**Task instructions:** Whenever a line in the records below holds the string "insert", include it in the count, and state the number alone.

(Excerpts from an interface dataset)
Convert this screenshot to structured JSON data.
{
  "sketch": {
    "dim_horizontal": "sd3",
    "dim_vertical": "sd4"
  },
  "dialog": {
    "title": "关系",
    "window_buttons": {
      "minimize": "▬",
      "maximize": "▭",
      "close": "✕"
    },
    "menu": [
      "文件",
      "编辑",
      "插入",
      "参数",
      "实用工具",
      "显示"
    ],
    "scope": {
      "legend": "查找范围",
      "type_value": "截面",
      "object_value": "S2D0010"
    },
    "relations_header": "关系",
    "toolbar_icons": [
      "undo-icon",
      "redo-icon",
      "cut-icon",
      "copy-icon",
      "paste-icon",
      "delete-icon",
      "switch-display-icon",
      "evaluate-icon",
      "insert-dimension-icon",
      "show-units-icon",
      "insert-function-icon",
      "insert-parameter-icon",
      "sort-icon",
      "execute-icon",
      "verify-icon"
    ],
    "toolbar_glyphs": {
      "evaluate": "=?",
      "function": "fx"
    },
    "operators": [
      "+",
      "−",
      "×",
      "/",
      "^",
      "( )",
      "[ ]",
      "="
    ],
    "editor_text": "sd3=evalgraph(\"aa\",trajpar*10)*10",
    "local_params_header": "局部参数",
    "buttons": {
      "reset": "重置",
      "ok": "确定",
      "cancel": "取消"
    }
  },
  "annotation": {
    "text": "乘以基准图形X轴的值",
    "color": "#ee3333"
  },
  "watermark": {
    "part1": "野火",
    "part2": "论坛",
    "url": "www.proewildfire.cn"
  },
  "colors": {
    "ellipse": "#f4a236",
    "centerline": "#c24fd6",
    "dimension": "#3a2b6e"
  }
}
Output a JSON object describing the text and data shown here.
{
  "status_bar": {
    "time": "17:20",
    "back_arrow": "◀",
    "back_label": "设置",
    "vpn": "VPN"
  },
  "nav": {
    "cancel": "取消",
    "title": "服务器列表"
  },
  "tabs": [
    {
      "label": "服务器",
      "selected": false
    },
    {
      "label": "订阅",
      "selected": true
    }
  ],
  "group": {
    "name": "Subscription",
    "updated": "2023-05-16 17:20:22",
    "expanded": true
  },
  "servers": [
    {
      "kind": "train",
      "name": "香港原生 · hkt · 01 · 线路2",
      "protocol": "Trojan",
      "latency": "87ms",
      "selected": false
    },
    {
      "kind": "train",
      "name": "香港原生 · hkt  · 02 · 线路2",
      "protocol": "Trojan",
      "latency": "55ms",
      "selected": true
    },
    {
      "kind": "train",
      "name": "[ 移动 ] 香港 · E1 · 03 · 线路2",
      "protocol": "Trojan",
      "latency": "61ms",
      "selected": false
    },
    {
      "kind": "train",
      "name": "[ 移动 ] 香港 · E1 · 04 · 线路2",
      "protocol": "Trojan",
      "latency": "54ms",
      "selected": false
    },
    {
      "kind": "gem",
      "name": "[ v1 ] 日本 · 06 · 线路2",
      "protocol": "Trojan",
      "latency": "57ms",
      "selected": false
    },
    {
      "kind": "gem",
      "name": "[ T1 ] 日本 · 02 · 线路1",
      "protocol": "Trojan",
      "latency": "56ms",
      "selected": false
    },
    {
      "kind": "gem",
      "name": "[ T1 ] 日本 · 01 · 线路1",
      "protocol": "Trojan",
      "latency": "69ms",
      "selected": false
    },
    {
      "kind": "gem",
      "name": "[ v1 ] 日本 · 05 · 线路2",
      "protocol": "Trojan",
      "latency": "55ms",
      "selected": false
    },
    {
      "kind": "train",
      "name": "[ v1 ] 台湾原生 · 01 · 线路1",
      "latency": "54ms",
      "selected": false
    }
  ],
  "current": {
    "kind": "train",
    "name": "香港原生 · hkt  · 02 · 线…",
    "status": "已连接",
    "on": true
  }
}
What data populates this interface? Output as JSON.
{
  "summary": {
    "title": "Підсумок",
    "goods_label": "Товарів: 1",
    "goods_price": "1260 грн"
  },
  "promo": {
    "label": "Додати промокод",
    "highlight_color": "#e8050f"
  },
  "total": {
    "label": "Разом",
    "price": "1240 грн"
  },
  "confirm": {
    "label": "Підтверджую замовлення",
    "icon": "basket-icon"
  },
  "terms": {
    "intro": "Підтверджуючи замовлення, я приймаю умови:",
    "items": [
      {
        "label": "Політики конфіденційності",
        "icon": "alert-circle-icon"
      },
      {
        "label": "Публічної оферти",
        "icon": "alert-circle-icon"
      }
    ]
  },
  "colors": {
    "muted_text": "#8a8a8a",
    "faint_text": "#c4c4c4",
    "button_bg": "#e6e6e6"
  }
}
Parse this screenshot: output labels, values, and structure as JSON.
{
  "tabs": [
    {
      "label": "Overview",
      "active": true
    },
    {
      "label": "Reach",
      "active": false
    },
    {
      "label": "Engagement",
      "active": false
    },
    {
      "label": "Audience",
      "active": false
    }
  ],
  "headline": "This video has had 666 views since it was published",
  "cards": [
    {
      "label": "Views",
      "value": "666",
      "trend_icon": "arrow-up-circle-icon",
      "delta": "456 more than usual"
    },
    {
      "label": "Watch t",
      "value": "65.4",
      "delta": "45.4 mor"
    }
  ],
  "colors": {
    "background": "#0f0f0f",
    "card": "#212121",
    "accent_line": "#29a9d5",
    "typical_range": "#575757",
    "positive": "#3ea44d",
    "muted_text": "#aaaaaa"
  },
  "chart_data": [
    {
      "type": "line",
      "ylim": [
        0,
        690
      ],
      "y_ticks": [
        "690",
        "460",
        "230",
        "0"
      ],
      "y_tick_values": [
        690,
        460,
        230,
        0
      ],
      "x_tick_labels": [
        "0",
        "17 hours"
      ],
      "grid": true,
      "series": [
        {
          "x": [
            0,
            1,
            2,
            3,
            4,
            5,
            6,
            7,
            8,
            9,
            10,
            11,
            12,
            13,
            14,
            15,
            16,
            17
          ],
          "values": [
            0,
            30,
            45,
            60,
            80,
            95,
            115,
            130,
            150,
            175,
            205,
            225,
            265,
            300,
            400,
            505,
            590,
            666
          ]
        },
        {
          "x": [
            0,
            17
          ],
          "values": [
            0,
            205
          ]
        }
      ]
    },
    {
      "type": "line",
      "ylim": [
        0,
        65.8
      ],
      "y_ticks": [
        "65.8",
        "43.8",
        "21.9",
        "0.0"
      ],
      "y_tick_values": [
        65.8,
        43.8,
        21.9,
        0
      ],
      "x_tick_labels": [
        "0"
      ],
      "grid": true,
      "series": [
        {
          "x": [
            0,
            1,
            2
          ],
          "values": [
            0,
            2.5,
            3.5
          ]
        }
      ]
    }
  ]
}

**Reply:** 3